• EXERCISE INPUT
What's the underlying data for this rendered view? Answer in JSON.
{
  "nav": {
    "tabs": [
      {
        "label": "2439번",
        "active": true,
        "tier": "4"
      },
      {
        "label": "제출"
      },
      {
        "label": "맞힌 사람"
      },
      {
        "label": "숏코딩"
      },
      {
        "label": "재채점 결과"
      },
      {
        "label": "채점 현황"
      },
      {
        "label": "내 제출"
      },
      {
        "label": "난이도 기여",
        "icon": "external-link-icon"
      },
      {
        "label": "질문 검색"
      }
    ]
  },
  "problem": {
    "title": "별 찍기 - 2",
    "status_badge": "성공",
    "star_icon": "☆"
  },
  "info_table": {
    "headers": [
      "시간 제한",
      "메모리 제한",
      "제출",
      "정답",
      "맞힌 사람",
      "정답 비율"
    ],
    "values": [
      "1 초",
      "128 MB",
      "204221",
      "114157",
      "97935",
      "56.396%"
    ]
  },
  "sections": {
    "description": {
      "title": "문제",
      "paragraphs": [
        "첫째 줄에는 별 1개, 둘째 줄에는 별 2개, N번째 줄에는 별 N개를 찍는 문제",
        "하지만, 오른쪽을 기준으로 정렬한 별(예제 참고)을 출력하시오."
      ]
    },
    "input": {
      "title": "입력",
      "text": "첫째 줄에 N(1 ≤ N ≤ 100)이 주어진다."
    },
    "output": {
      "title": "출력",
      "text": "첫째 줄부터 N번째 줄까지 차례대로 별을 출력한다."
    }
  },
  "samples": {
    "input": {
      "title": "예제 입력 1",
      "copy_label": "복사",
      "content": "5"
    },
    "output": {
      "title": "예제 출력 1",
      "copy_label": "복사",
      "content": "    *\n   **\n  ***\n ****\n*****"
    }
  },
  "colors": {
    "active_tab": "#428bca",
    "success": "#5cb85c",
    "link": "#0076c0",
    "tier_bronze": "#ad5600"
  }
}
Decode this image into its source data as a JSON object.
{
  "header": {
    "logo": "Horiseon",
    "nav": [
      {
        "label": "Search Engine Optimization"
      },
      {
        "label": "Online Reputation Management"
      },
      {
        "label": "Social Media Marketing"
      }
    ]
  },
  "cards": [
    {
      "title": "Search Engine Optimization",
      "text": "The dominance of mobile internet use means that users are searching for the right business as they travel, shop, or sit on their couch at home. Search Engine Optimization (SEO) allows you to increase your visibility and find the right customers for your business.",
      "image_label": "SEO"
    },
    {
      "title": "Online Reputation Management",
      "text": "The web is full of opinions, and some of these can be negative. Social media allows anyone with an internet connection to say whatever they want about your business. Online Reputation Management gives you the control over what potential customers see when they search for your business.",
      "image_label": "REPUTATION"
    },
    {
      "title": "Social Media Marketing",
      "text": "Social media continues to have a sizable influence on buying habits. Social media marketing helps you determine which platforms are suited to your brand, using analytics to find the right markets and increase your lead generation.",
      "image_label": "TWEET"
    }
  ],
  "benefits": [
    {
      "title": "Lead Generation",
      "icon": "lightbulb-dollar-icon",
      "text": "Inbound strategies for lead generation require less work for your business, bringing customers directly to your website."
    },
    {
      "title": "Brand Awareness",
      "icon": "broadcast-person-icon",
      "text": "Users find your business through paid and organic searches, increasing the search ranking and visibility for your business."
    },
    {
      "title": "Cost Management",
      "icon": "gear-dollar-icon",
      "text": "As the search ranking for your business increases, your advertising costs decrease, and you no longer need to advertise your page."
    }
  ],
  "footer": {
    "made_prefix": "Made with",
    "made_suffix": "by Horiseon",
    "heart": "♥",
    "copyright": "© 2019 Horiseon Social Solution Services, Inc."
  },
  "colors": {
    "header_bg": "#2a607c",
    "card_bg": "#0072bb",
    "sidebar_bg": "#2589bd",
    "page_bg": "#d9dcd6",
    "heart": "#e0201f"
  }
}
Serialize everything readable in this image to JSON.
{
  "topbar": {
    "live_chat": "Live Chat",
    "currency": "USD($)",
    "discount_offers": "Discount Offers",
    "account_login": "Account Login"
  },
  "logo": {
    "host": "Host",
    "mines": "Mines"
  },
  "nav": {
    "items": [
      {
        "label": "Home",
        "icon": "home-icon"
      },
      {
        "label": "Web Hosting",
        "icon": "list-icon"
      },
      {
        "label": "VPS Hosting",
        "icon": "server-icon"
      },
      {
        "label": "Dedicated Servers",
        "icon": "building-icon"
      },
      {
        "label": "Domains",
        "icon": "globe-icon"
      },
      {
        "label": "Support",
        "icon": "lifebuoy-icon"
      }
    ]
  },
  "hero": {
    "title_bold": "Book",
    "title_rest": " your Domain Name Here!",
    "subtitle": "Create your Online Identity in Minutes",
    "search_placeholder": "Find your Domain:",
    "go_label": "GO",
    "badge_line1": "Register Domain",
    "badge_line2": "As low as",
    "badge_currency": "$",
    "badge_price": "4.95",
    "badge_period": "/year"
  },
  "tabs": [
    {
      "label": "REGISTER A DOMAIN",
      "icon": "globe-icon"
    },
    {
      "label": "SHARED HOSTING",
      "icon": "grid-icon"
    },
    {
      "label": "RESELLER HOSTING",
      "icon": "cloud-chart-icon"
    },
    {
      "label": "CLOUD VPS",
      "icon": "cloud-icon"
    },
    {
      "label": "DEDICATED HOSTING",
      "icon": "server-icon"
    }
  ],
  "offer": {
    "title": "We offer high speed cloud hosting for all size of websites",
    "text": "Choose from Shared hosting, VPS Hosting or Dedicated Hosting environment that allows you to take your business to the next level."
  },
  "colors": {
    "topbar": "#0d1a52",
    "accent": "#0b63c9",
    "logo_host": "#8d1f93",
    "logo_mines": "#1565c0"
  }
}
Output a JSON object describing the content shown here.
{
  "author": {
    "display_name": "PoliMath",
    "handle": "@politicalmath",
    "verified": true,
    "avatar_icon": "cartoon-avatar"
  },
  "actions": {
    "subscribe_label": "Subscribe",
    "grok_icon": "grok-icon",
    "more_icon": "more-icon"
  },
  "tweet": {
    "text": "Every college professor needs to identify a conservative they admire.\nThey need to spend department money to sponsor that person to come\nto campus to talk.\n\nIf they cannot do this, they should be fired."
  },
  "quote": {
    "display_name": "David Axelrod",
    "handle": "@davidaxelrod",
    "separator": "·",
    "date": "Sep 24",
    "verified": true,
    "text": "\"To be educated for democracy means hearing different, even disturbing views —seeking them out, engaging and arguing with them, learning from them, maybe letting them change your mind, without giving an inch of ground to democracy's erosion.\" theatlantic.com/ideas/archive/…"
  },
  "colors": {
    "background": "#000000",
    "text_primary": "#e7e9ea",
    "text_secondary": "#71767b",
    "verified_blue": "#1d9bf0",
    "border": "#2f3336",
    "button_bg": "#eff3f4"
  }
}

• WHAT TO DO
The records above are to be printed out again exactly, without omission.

• OUTPUT FOR THIS TASK
What's the underlying data for this rendered view? Answer in JSON.
{
  "nav": {
    "tabs": [
      {
        "label": "2439번",
        "active": true,
        "tier": "4"
      },
      {
        "label": "제출"
      },
      {
        "label": "맞힌 사람"
      },
      {
        "label": "숏코딩"
      },
      {
        "label": "재채점 결과"
      },
      {
        "label": "채점 현황"
      },
      {
        "label": "내 제출"
      },
      {
        "label": "난이도 기여",
        "icon": "external-link-icon"
      },
      {
        "label": "질문 검색"
      }
    ]
  },
  "problem": {
    "title": "별 찍기 - 2",
    "status_badge": "성공",
    "star_icon": "☆"
  },
  "info_table": {
    "headers": [
      "시간 제한",
      "메모리 제한",
      "제출",
      "정답",
      "맞힌 사람",
      "정답 비율"
    ],
    "values": [
      "1 초",
      "128 MB",
      "204221",
      "114157",
      "97935",
      "56.396%"
    ]
  },
  "sections": {
    "description": {
      "title": "문제",
      "paragraphs": [
        "첫째 줄에는 별 1개, 둘째 줄에는 별 2개, N번째 줄에는 별 N개를 찍는 문제",
        "하지만, 오른쪽을 기준으로 정렬한 별(예제 참고)을 출력하시오."
      ]
    },
    "input": {
      "title": "입력",
      "text": "첫째 줄에 N(1 ≤ N ≤ 100)이 주어진다."
    },
    "output": {
      "title": "출력",
      "text": "첫째 줄부터 N번째 줄까지 차례대로 별을 출력한다."
    }
  },
  "samples": {
    "input": {
      "title": "예제 입력 1",
      "copy_label": "복사",
      "content": "5"
    },
    "output": {
      "title": "예제 출력 1",
      "copy_label": "복사",
      "content": "    *\n   **\n  ***\n ****\n*****"
    }
  },
  "colors": {
    "active_tab": "#428bca",
    "success": "#5cb85c",
    "link": "#0076c0",
    "tier_bronze": "#ad5600"
  }
}
Decode this image into its source data as a JSON object.
{
  "header": {
    "logo": "Horiseon",
    "nav": [
      {
        "label": "Search Engine Optimization"
      },
      {
        "label": "Online Reputation Management"
      },
      {
        "label": "Social Media Marketing"
      }
    ]
  },
  "cards": [
    {
      "title": "Search Engine Optimization",
      "text": "The dominance of mobile internet use means that users are searching for the right business as they travel, shop, or sit on their couch at home. Search Engine Optimization (SEO) allows you to increase your visibility and find the right customers for your business.",
      "image_label": "SEO"
    },
    {
      "title": "Online Reputation Management",
      "text": "The web is full of opinions, and some of these can be negative. Social media allows anyone with an internet connection to say whatever they want about your business. Online Reputation Management gives you the control over what potential customers see when they search for your business.",
      "image_label": "REPUTATION"
    },
    {
      "title": "Social Media Marketing",
      "text": "Social media continues to have a sizable influence on buying habits. Social media marketing helps you determine which platforms are suited to your brand, using analytics to find the right markets and increase your lead generation.",
      "image_label": "TWEET"
    }
  ],
  "benefits": [
    {
      "title": "Lead Generation",
      "icon": "lightbulb-dollar-icon",
      "text": "Inbound strategies for lead generation require less work for your business, bringing customers directly to your website."
    },
    {
      "title": "Brand Awareness",
      "icon": "broadcast-person-icon",
      "text": "Users find your business through paid and organic searches, increasing the search ranking and visibility for your business."
    },
    {
      "title": "Cost Management",
      "icon": "gear-dollar-icon",
      "text": "As the search ranking for your business increases, your advertising costs decrease, and you no longer need to advertise your page."
    }
  ],
  "footer": {
    "made_prefix": "Made with",
    "made_suffix": "by Horiseon",
    "heart": "♥",
    "copyright": "© 2019 Horiseon Social Solution Services, Inc."
  },
  "colors": {
    "header_bg": "#2a607c",
    "card_bg": "#0072bb",
    "sidebar_bg": "#2589bd",
    "page_bg": "#d9dcd6",
    "heart": "#e0201f"
  }
}
Serialize everything readable in this image to JSON.
{
  "topbar": {
    "live_chat": "Live Chat",
    "currency": "USD($)",
    "discount_offers": "Discount Offers",
    "account_login": "Account Login"
  },
  "logo": {
    "host": "Host",
    "mines": "Mines"
  },
  "nav": {
    "items": [
      {
        "label": "Home",
        "icon": "home-icon"
      },
      {
        "label": "Web Hosting",
        "icon": "list-icon"
      },
      {
        "label": "VPS Hosting",
        "icon": "server-icon"
      },
      {
        "label": "Dedicated Servers",
        "icon": "building-icon"
      },
      {
        "label": "Domains",
        "icon": "globe-icon"
      },
      {
        "label": "Support",
        "icon": "lifebuoy-icon"
      }
    ]
  },
  "hero": {
    "title_bold": "Book",
    "title_rest": " your Domain Name Here!",
    "subtitle": "Create your Online Identity in Minutes",
    "search_placeholder": "Find your Domain:",
    "go_label": "GO",
    "badge_line1": "Register Domain",
    "badge_line2": "As low as",
    "badge_currency": "$",
    "badge_price": "4.95",
    "badge_period": "/year"
  },
  "tabs": [
    {
      "label": "REGISTER A DOMAIN",
      "icon": "globe-icon"
    },
    {
      "label": "SHARED HOSTING",
      "icon": "grid-icon"
    },
    {
      "label": "RESELLER HOSTING",
      "icon": "cloud-chart-icon"
    },
    {
      "label": "CLOUD VPS",
      "icon": "cloud-icon"
    },
    {
      "label": "DEDICATED HOSTING",
      "icon": "server-icon"
    }
  ],
  "offer": {
    "title": "We offer high speed cloud hosting for all size of websites",
    "text": "Choose from Shared hosting, VPS Hosting or Dedicated Hosting environment that allows you to take your business to the next level."
  },
  "colors": {
    "topbar": "#0d1a52",
    "accent": "#0b63c9",
    "logo_host": "#8d1f93",
    "logo_mines": "#1565c0"
  }
}
Output a JSON object describing the content shown here.
{
  "author": {
    "display_name": "PoliMath",
    "handle": "@politicalmath",
    "verified": true,
    "avatar_icon": "cartoon-avatar"
  },
  "actions": {
    "subscribe_label": "Subscribe",
    "grok_icon": "grok-icon",
    "more_icon": "more-icon"
  },
  "tweet": {
    "text": "Every college professor needs to identify a conservative they admire.\nThey need to spend department money to sponsor that person to come\nto campus to talk.\n\nIf they cannot do this, they should be fired."
  },
  "quote": {
    "display_name": "David Axelrod",
    "handle": "@davidaxelrod",
    "separator": "·",
    "date": "Sep 24",
    "verified": true,
    "text": "\"To be educated for democracy means hearing different, even disturbing views —seeking them out, engaging and arguing with them, learning from them, maybe letting them change your mind, without giving an inch of ground to democracy's erosion.\" theatlantic.com/ideas/archive/…"
  },
  "colors": {
    "background": "#000000",
    "text_primary": "#e7e9ea",
    "text_secondary": "#71767b",
    "verified_blue": "#1d9bf0",
    "border": "#2f3336",
    "button_bg": "#eff3f4"
  }
}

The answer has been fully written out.